MATERIAL SHOWN -
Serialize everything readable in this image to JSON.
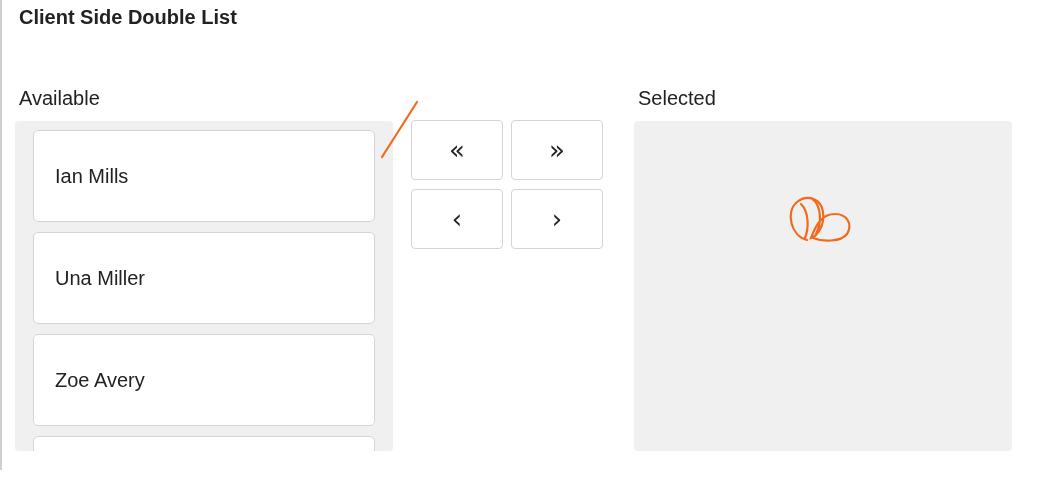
{
  "title": "Client Side Double List",
  "available": {
    "label": "Available",
    "items": [
      {
        "name": "Ian Mills"
      },
      {
        "name": "Una Miller"
      },
      {
        "name": "Zoe Avery"
      }
    ]
  },
  "buttons": [
    {
      "label": "«"
    },
    {
      "label": "»"
    },
    {
      "label": "‹"
    },
    {
      "label": "›"
    }
  ],
  "selected": {
    "label": "Selected"
  }
}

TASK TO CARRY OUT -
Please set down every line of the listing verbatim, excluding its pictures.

ANSWER BOX -
Serialize everything readable in this image to JSON.
{
  "title": "Client Side Double List",
  "available": {
    "label": "Available",
    "items": [
      {
        "name": "Ian Mills"
      },
      {
        "name": "Una Miller"
      },
      {
        "name": "Zoe Avery"
      }
    ]
  },
  "buttons": [
    {
      "label": "«"
    },
    {
      "label": "»"
    },
    {
      "label": "‹"
    },
    {
      "label": "›"
    }
  ],
  "selected": {
    "label": "Selected"
  }
}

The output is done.